It is to be hoped that the European Union understands that its decision to ban chrysotile is not based on scientific evidence and that it be courageous enough to admit this error. We urge the EU to reconsider its earlier ban and review its decision, this time based on recent and pertinent studies which are available.
Buoyed by the results of the biopersistence studies on chrysotile, the Chrysotile Institute is focusing on the following areas:
- Dissemination of the results of these studies to international bodies;
- Demand in-depth studies of industrial replacement fibres;
- Ask that regulations applying to chrysotile be extended to all respirable fibres;
- Urge Canadian and Quebec authorities to seriously examine the results of these studies and, in light of the results, consolidate the implementation of the policy on chrysotile announced in the summer of 2002;
- Encourage various consumers to increase their consumption of chrysotile by promoting various uses, such as archival paper (e.g. for passports and civil registration documents), chrysotile asphalt, hydro poles, roof tiles, etc.
The overall efforts of the Chrysotile Institute have always been aimed at prevention and on responsible use. Whether it is working with chrysotile, managing past errors related to the use of amphiboles (banned for at least 20 years), or handling replacement products, we believe we must raise international awareness to the importance of safe and responsible use, since an outright ban resolves nothing.
For Clément Godbout, President of the Institute, it is essential to continue responsible management of past problems (sprayed-on insulation, amphibole fibres) and to ensure protection of the physical health of all workers. This is especially true for the construction industry, where specific problems exist. He would like to see the implementation of new measures, such as the setting up of a certification system for asbestos removal contractors, who must work with all types of asbestos and/or other fibres found while renovating, repairing or demolishing old buildings.
The President of the Institute salutes the decision taken by numerous chrysotile producing and consuming countries, including Canada, not to include chrysotile in the PIC (Prior Informed Consent) procedure of the Rotterdam Convention. It is important to mention here the countries which stated their vigorous opposition: Russia; Ukraine; Kazakhstan; Kurdistan; Indonesia, Zimbabwe, Colombia, Mexico, Iran, Ghana, India, China and Canada. Furthermore, by abstaining to vote, major countries such as the United States and Brazil demonstrated their refusal to support the proposition put forward by Europe and Chile. It is extraordinary to note that in much of the media, anti-chrysotile propaganda accuses only Canada as being "responsible" for this decision. "It is only right that the truth come out and I am taking advantage of this occasion to set the record straight," added Mr. Godbout.
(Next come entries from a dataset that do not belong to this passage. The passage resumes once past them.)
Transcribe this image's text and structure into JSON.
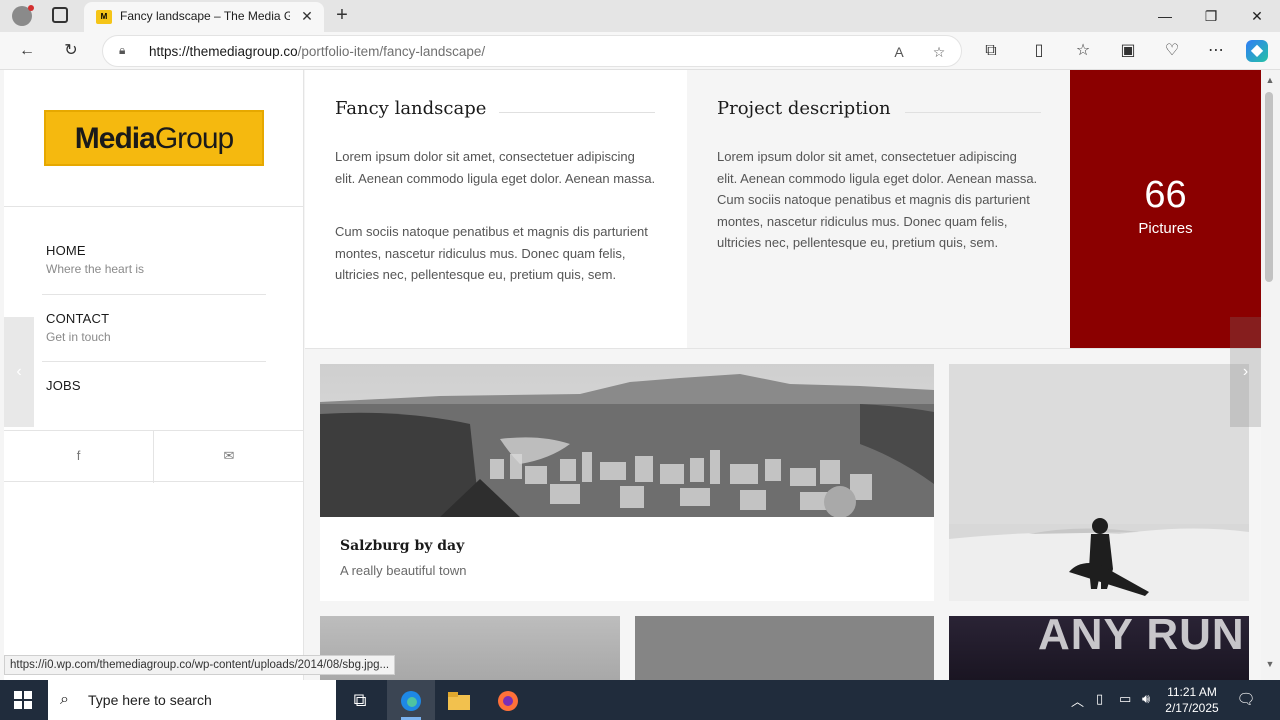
{
  "browser": {
    "tab_title": "Fancy landscape – The Media Gro",
    "tab_favicon_text": "M",
    "url_host": "https://themediagroup.co",
    "url_path": "/portfolio-item/fancy-landscape/",
    "status_url": "https://i0.wp.com/themediagroup.co/wp-content/uploads/2014/08/sbg.jpg..."
  },
  "sidebar": {
    "logo_bold": "Media",
    "logo_light": "Group",
    "nav": [
      {
        "title": "HOME",
        "sub": "Where the heart is"
      },
      {
        "title": "CONTACT",
        "sub": "Get in touch"
      },
      {
        "title": "JOBS",
        "sub": ""
      }
    ],
    "social": [
      "f",
      "✉"
    ]
  },
  "project": {
    "title": "Fancy landscape",
    "para1": "Lorem ipsum dolor sit amet, consectetuer adipiscing elit. Aenean commodo ligula eget dolor. Aenean massa.",
    "para2": "Cum sociis natoque penatibus et magnis dis parturient montes, nascetur ridiculus mus. Donec quam felis, ultricies nec, pellentesque eu, pretium quis, sem.",
    "desc_title": "Project description",
    "desc_para": "Lorem ipsum dolor sit amet, consectetuer adipiscing elit. Aenean commodo ligula eget dolor. Aenean massa. Cum sociis natoque penatibus et magnis dis parturient montes, nascetur ridiculus mus. Donec quam felis, ultricies nec, pellentesque eu, pretium quis, sem.",
    "count_number": "66",
    "count_label": "Pictures",
    "accent_color": "#8b0000"
  },
  "gallery": {
    "card_title": "Salzburg by day",
    "card_sub": "A really beautiful town",
    "watermark": "ANY RUN"
  },
  "taskbar": {
    "search_placeholder": "Type here to search",
    "time": "11:21 AM",
    "date": "2/17/2025"
  }
}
"In closing, on behalf of the Board of Directors of the Chrysotile Institute, composed of representatives of industry, and trade unions and the two levels of government, I would like to thank the both Canadian Quebec governments for their support given to the Institute for many years, and, in particular today, the Minister of Resources naturelles, de la Faune et des Parc, Mr. Sam Hamad, for the Quebec government's contribution, over the next three years, to the activities of the Chrysotile Institute. This is a clear demonstration of the will of the Quebec government to continue promoting the policy of the safe and responsible use of chrysotile, here and abroad, as well as supporting the industry and the populations of Asbestos and Thetfords Mines regions."
The Chrysotile Institute is a private organization created in 1984 by industry, unions and the governments of Canada and Quebec. Its role is to promote the adoption and implementation of regulations, standards, work methods and techniques for the safe and responsible use of chrysotile in Canada and throughout the world.
For further information: Clement Godbout, spokesperson - Tel.: (514) 877-9797